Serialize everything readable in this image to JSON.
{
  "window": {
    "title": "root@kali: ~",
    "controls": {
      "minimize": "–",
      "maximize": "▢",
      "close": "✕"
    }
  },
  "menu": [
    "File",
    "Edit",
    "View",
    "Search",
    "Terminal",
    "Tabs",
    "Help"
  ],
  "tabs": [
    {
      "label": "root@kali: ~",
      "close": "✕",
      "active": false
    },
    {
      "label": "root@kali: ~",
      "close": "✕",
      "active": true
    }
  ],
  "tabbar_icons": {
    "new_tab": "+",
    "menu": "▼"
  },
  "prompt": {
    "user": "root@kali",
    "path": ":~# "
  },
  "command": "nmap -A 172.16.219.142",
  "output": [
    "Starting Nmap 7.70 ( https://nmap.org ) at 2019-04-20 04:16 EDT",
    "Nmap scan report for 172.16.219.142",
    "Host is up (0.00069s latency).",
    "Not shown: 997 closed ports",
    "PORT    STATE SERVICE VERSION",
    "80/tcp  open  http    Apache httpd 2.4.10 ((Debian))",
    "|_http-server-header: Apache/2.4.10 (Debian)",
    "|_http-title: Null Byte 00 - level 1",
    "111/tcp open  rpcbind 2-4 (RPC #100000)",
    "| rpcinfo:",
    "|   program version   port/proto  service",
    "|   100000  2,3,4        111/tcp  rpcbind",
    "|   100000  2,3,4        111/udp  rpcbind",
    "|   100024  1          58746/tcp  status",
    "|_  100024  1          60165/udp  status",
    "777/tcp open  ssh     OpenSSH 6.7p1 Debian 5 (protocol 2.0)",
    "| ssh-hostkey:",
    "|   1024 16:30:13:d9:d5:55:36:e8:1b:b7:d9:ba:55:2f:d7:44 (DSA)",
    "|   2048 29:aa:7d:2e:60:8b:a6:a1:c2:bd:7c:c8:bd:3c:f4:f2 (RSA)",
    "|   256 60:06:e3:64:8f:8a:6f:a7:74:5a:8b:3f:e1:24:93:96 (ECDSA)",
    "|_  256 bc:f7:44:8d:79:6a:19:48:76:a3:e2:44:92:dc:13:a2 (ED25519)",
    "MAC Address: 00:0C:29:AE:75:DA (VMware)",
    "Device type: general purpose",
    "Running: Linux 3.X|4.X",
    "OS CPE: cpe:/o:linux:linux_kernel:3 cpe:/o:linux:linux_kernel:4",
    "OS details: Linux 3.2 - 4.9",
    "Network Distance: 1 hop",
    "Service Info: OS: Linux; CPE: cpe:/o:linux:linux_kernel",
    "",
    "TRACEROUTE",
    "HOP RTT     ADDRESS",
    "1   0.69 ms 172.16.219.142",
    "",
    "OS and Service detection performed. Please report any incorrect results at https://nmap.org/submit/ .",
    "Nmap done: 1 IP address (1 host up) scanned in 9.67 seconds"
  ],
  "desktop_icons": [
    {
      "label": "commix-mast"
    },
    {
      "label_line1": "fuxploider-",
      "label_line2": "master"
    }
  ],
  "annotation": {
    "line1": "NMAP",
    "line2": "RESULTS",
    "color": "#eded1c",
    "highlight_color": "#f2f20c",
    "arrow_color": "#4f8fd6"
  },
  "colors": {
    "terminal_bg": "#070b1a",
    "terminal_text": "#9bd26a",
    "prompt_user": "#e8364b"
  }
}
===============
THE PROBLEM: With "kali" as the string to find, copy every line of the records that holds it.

RESULT OF THIS EXERCISE:
    "title": "root@kali: ~",
      "label": "root@kali: ~",
      "label": "root@kali: ~",
    "user": "root@kali",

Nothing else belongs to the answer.